Harlequin ladybird
Ava’s Harlequin ladybird

I took a photo of the little insect before she placed it safely on a bush, wondering if it was possible that Ava had found a harlequin (see pic on left) and hoping she had not. It looked bigger and with far more spots than we’re used to seeing so the signs weren’t good.

Second harlequin encounter

So, you can imagine my surprise when, on Tuesday evening, Becca showed me an identical ladybird that she had found! The four of us were doing the open-top bus tour from the city to Cobh that stopped briefly at Fota Island. [Cute aside here – when Becs was very small she used to ask us  when we were going to visit ‘Picture Island’ again – take a moment to think about it]

The girls had been having a blast on the bus, ducking their heads to avoid tree branches and falling leaves, when the insect landed on Becca. 

Two years ago, I wrote a newspaper article about the threat harlequins posed to Ireland’s native ladybirds and the launch of an island-wide survey to give researchers an insight into how they were faring but also to track the presence of the harlequin. So, I wanted to find out if we’d come across harlequins during our holiday.

Harlequins Explained

As I’ve already written, harlequins are native to Asia, but introduced to north America as what has been described as a ‘biological control agent’. Just think about rabbits in Australia and you’ll know what happened next.

They are now classed as an invasive species and conservationists are taking the threat they pose to native insects very seriously.

The great problem with harlequins is that they don’t differentiate between eating insects that humans consider to be pests or the larvae of native ladybirds, butterflies and moths. They can also breed more frequently than our ladybirds.

Since 1988 they have spread throughout north America, crossing the Atlantic and reaching Britain by 2004. Their presence was first recorded on the island of Ireland in 2007, when they were found in pack of celery hearts that had arrived from Cambridgeshire to Lisburn.

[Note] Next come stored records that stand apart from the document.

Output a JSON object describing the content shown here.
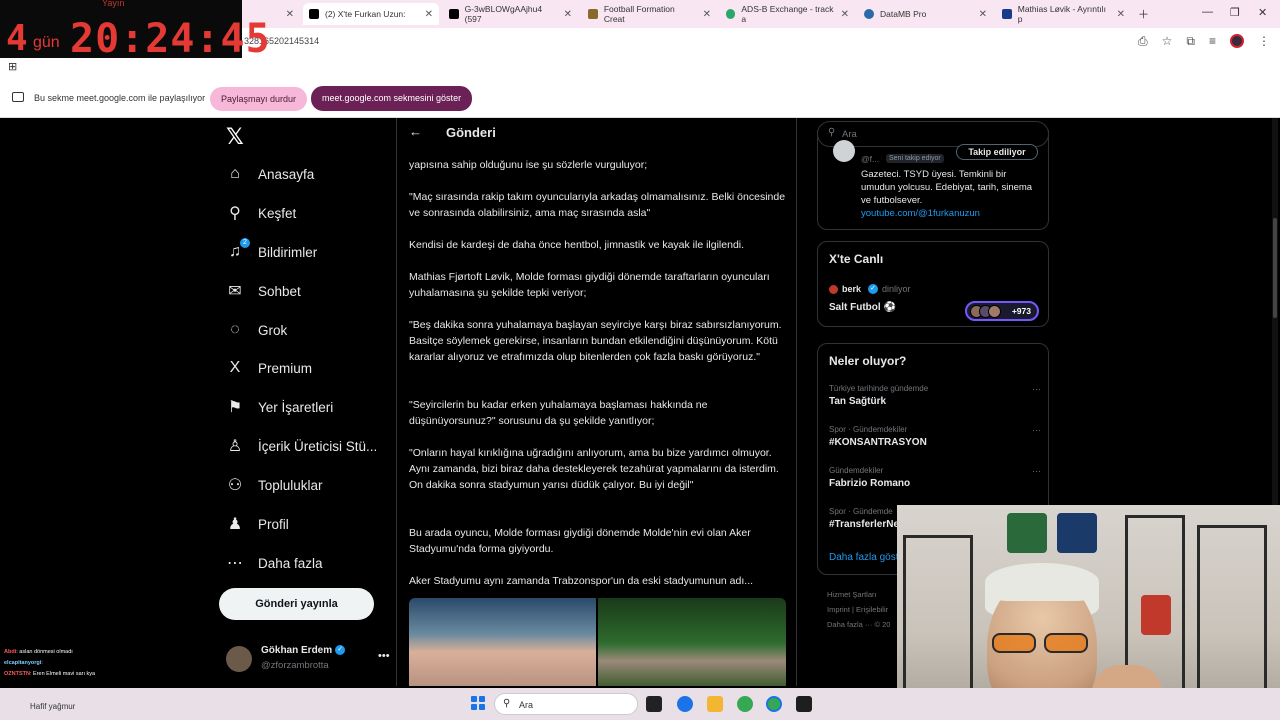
{
  "timer": {
    "label": "Yayın",
    "days": "4",
    "days_label": "gün",
    "clock": "20:24:45"
  },
  "browser": {
    "tabs": [
      {
        "label": "(2) X'te Furkan Uzun: ",
        "color": "#000000"
      },
      {
        "label": "G-3wBLOWgAAjhu4 (597",
        "color": "#000000"
      },
      {
        "label": "Football Formation Creat",
        "color": "#8a6a2a"
      },
      {
        "label": "ADS-B Exchange - track a",
        "color": "#2aa86a"
      },
      {
        "label": "DataMB Pro",
        "color": "#2a6aa8"
      },
      {
        "label": "Mathias Løvik - Ayrıntılı p",
        "color": "#1a3a8a"
      }
    ],
    "url": "328165202145314",
    "share_text": "Bu sekme meet.google.com ile paylaşılıyor",
    "stop_share": "Paylaşmayı durdur",
    "show_tab": "meet.google.com sekmesini göster"
  },
  "nav": {
    "items": [
      {
        "label": "Anasayfa",
        "icon": "⌂"
      },
      {
        "label": "Keşfet",
        "icon": "⚲"
      },
      {
        "label": "Bildirimler",
        "icon": "♫"
      },
      {
        "label": "Sohbet",
        "icon": "✉"
      },
      {
        "label": "Grok",
        "icon": "◌"
      },
      {
        "label": "Premium",
        "icon": "X"
      },
      {
        "label": "Yer İşaretleri",
        "icon": "⚑"
      },
      {
        "label": "İçerik Üreticisi Stü...",
        "icon": "♙"
      },
      {
        "label": "Topluluklar",
        "icon": "⚇"
      },
      {
        "label": "Profil",
        "icon": "♟"
      },
      {
        "label": "Daha fazla",
        "icon": "⋯"
      }
    ],
    "notif_badge": "2",
    "post_button": "Gönderi yayınla",
    "account": {
      "name": "Gökhan Erdem",
      "handle": "@zforzambrotta"
    }
  },
  "main": {
    "title": "Gönderi",
    "paragraphs": [
      "yapısına sahip olduğunu ise şu sözlerle vurguluyor;",
      "\"Maç sırasında rakip takım oyuncularıyla arkadaş olmamalısınız. Belki öncesinde ve sonrasında olabilirsiniz, ama maç sırasında asla\"",
      "Kendisi de kardeşi de daha önce hentbol, jimnastik ve kayak ile ilgilendi.",
      "Mathias Fjørtoft Løvik, Molde forması giydiği dönemde taraftarların oyuncuları yuhalamasına şu şekilde tepki veriyor;",
      "\"Beş dakika sonra yuhalamaya başlayan seyirciye karşı biraz sabırsızlanıyorum. Basitçe söylemek gerekirse, insanların bundan etkilendiğini düşünüyorum. Kötü kararlar alıyoruz ve etrafımızda olup bitenlerden çok fazla baskı görüyoruz.\"",
      "\"Seyircilerin bu kadar erken yuhalamaya başlaması hakkında ne düşünüyorsunuz?\" sorusunu da şu şekilde yanıtlıyor;",
      "\"Onların hayal kırıklığına uğradığını anlıyorum, ama bu bize yardımcı olmuyor. Aynı zamanda, bizi biraz daha destekleyerek tezahürat yapmalarını da isterdim. On dakika sonra stadyumun yarısı düdük çalıyor. Bu iyi değil\"",
      "Bu arada oyuncu, Molde forması giydiği dönemde Molde'nin evi olan Aker Stadyumu'nda forma giyiyordu.",
      "Aker Stadyumu aynı zamanda Trabzonspor'un da eski stadyumunun adı..."
    ]
  },
  "right": {
    "search_placeholder": "Ara",
    "profile_card": {
      "handle": "@f...",
      "follows_you": "Seni takip ediyor",
      "follow_button": "Takip ediliyor",
      "bio": "Gazeteci. TSYD üyesi. Temkinli bir umudun yolcusu. Edebiyat, tarih, sinema ve futbolsever.",
      "link": "youtube.com/@1furkanuzun"
    },
    "live": {
      "title": "X'te Canlı",
      "user": "berk",
      "status": "dinliyor",
      "space_title": "Salt Futbol ⚽",
      "count": "+973"
    },
    "trends": {
      "title": "Neler oluyor?",
      "items": [
        {
          "meta": "Türkiye tarihinde gündemde",
          "name": "Tan Sağtürk"
        },
        {
          "meta": "Spor · Gündemdekiler",
          "name": "#KONSANTRASYON"
        },
        {
          "meta": "Gündemdekiler",
          "name": "Fabrizio Romano"
        },
        {
          "meta": "Spor · Gündemde",
          "name": "#TransferlerNe"
        }
      ],
      "show_more": "Daha fazla göst"
    },
    "footer": [
      "Hizmet Şartları",
      "Imprint  |  Erişilebilir",
      "Daha fazla ···  © 20"
    ]
  },
  "chat": [
    {
      "user": "Abdi",
      "msg": ": aslan dönmesi olmadı"
    },
    {
      "user": "elcapitanyorgi",
      "msg": ": "
    },
    {
      "user": "OZNTSTN",
      "msg": ": Eren Elmeli mavi sarı kya"
    },
    {
      "user": "",
      "msg": "Hafif yağmur"
    }
  ],
  "taskbar": {
    "search": "Ara"
  }
}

They were found in the wild in Co Down in 2009 and a year later they were reported in Cork and Wicklow.

Our harlequin sightings were confirmed by expert Dr Roy Anderson, who quickly and kindly replied to my email, telling me that since arriving in the Cork area less than a decade ago the insect had become “very common” in the city centre and was also “common now” on Fota Island.

However, Roy also said that even with the harlequins’ growing prevalence in Cork, it “isn’t much reported in Waterford and Wexford”. We live in an area rich in native flora and fauna, so I’m hoping our ladybirds have some chance of avoiding their harlequin cousins.

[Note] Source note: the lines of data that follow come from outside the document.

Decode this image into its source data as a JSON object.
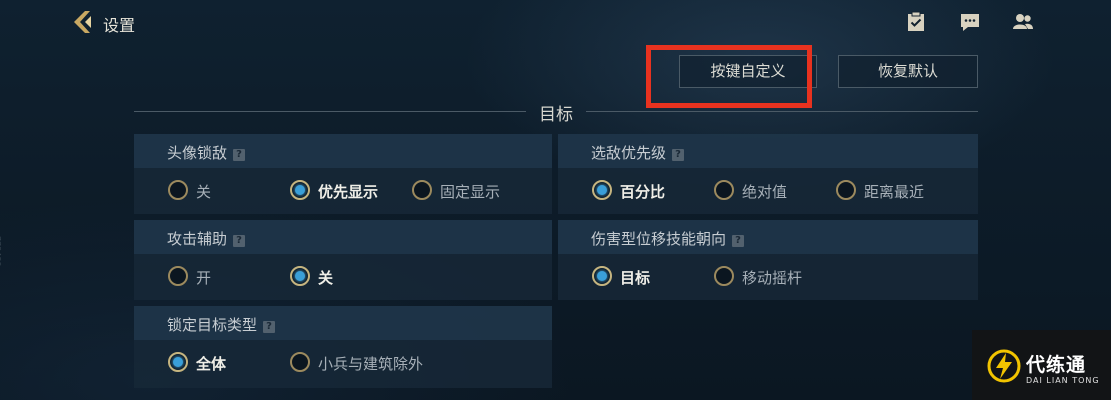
{
  "header": {
    "title": "设置",
    "icons": [
      "back-chevron-icon",
      "clipboard-check-icon",
      "chat-bubble-icon",
      "friends-icon"
    ]
  },
  "actions": {
    "custom_keys_label": "按键自定义",
    "reset_label": "恢复默认"
  },
  "section": {
    "title": "目标"
  },
  "panels": [
    {
      "id": "avatar-lock",
      "label": "头像锁敌",
      "options": [
        "关",
        "优先显示",
        "固定显示"
      ],
      "selected": 1
    },
    {
      "id": "enemy-priority",
      "label": "选敌优先级",
      "options": [
        "百分比",
        "绝对值",
        "距离最近"
      ],
      "selected": 0
    },
    {
      "id": "attack-assist",
      "label": "攻击辅助",
      "options": [
        "开",
        "关"
      ],
      "selected": 1
    },
    {
      "id": "damage-skill-direction",
      "label": "伤害型位移技能朝向",
      "options": [
        "目标",
        "移动摇杆"
      ],
      "selected": 0
    },
    {
      "id": "lock-target-type",
      "label": "锁定目标类型",
      "options": [
        "全体",
        "小兵与建筑除外"
      ],
      "selected": 0
    }
  ],
  "help_glyph": "?",
  "side_text": "773489",
  "watermark": {
    "name": "代练通",
    "subtitle": "DAI LIAN TONG"
  },
  "colors": {
    "highlight": "#e8321f",
    "radio_selected": "#3a9fd8",
    "radio_ring": "#c8b57e",
    "back_icon": "#c8a862"
  }
}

Since the weekend, I have reported our harlequin sightings to the All Ireland Ladybird Survey – Roy is among the participants, along with Fota Wildlife Park, UCC, National Museums Northern Ireland (CEDAR), the National Museum of Ireland, biology.ie and the Irish Wildlife Trust.

They are working together to correlate information on the distribution of ladybirds, with the aim of creating plans for the conservation of our native species and an understanding of how they are being affected by the harlequin.

Conservationists are looking for the public’s help in their battle to save our ladybirds and by simply contributing to the survey we can do our bit for these much-loved insects, who are a great friend to anyone that grows roses!

If you would like to report sightings of native ladybirds to the survey then start by clicking here to identify the types you come across. If you think you may have spotted a harlequin click here to check the various types that are found in Ireland (they come in a variety of colours and spot patterns). Then just access the 2016 All Ireland Ladybird Survey and your information will help the experts build the picture they need.

I’ve previously blogged about how we, as citizen scientists, can help benefit conservationists’ work by passing on information to nature surveys.

And you might also be interested in reading about my fairly recent encounter with another invasive species  – the American mink!

You can access my blog and to follow me on Facebook and/or Twitter here – all visitors very welcome!

Leave a Reply

Your email address will not be published. Required fields are marked *